Pick out each line of the records in which the word "JSON" appears.
(Data to examine Opens)
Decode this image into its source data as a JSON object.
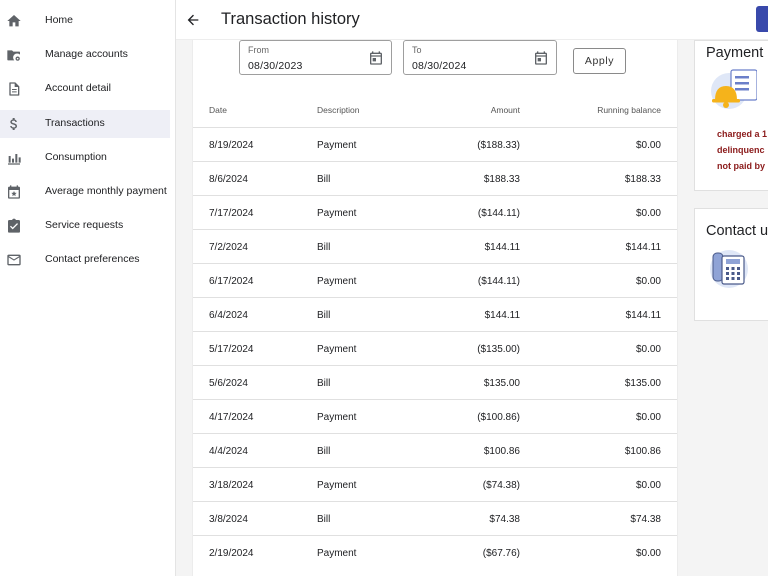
{
  "sidebar": {
    "items": [
      {
        "label": "Home",
        "icon": "home-icon"
      },
      {
        "label": "Manage accounts",
        "icon": "folder-gear-icon"
      },
      {
        "label": "Account detail",
        "icon": "document-icon"
      },
      {
        "label": "Transactions",
        "icon": "dollar-icon",
        "active": true
      },
      {
        "label": "Consumption",
        "icon": "bar-chart-icon"
      },
      {
        "label": "Average monthly payment",
        "icon": "calendar-star-icon"
      },
      {
        "label": "Service requests",
        "icon": "clipboard-check-icon"
      },
      {
        "label": "Contact preferences",
        "icon": "envelope-icon"
      }
    ]
  },
  "header": {
    "title": "Transaction history"
  },
  "filter": {
    "from_label": "From",
    "from_value": "08/30/2023",
    "to_label": "To",
    "to_value": "08/30/2024",
    "apply_label": "Apply"
  },
  "table": {
    "columns": [
      "Date",
      "Description",
      "Amount",
      "Running balance"
    ],
    "rows": [
      {
        "date": "8/19/2024",
        "desc": "Payment",
        "amount": "($188.33)",
        "balance": "$0.00"
      },
      {
        "date": "8/6/2024",
        "desc": "Bill",
        "amount": "$188.33",
        "balance": "$188.33"
      },
      {
        "date": "7/17/2024",
        "desc": "Payment",
        "amount": "($144.11)",
        "balance": "$0.00"
      },
      {
        "date": "7/2/2024",
        "desc": "Bill",
        "amount": "$144.11",
        "balance": "$144.11"
      },
      {
        "date": "6/17/2024",
        "desc": "Payment",
        "amount": "($144.11)",
        "balance": "$0.00"
      },
      {
        "date": "6/4/2024",
        "desc": "Bill",
        "amount": "$144.11",
        "balance": "$144.11"
      },
      {
        "date": "5/17/2024",
        "desc": "Payment",
        "amount": "($135.00)",
        "balance": "$0.00"
      },
      {
        "date": "5/6/2024",
        "desc": "Bill",
        "amount": "$135.00",
        "balance": "$135.00"
      },
      {
        "date": "4/17/2024",
        "desc": "Payment",
        "amount": "($100.86)",
        "balance": "$0.00"
      },
      {
        "date": "4/4/2024",
        "desc": "Bill",
        "amount": "$100.86",
        "balance": "$100.86"
      },
      {
        "date": "3/18/2024",
        "desc": "Payment",
        "amount": "($74.38)",
        "balance": "$0.00"
      },
      {
        "date": "3/8/2024",
        "desc": "Bill",
        "amount": "$74.38",
        "balance": "$74.38"
      },
      {
        "date": "2/19/2024",
        "desc": "Payment",
        "amount": "($67.76)",
        "balance": "$0.00"
      }
    ]
  },
  "payment_card": {
    "title": "Payment",
    "lines": [
      "charged a 1",
      "delinquenc",
      "not paid by"
    ],
    "warn_color": "#8b1a1a",
    "icon": "bell-document-icon"
  },
  "contact_card": {
    "title": "Contact u",
    "icon": "telephone-icon"
  },
  "colors": {
    "accent": "#3949ab",
    "active_nav_bg": "#eeeff6"
  }
}
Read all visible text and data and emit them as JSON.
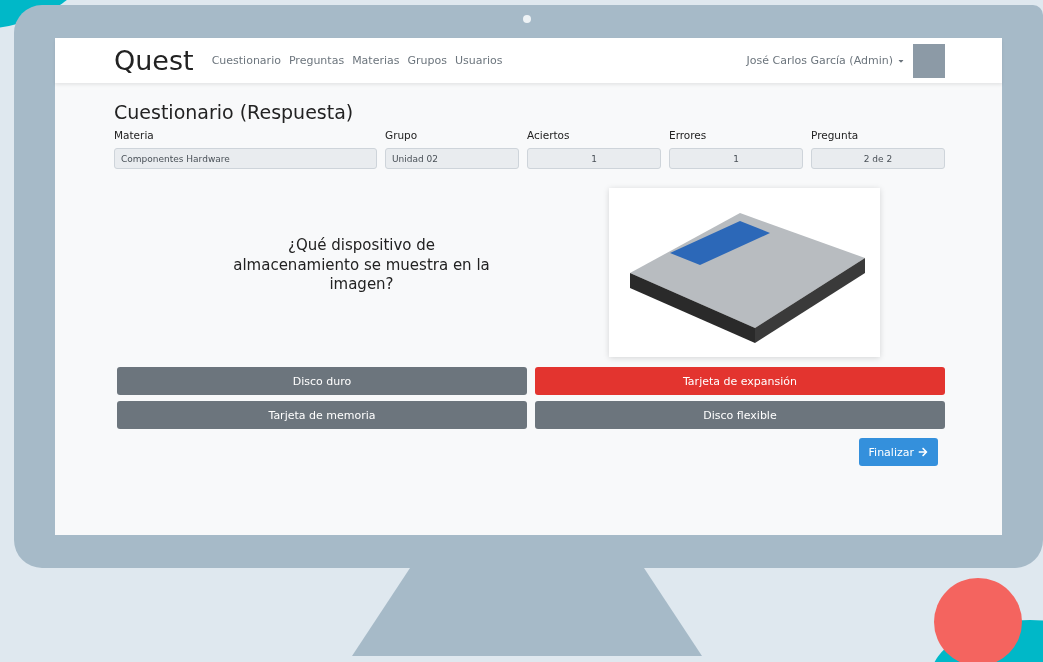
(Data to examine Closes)
**Finished task**
Decode this image into its source data as a JSON object.
Read all visible text and data and emit them as JSON.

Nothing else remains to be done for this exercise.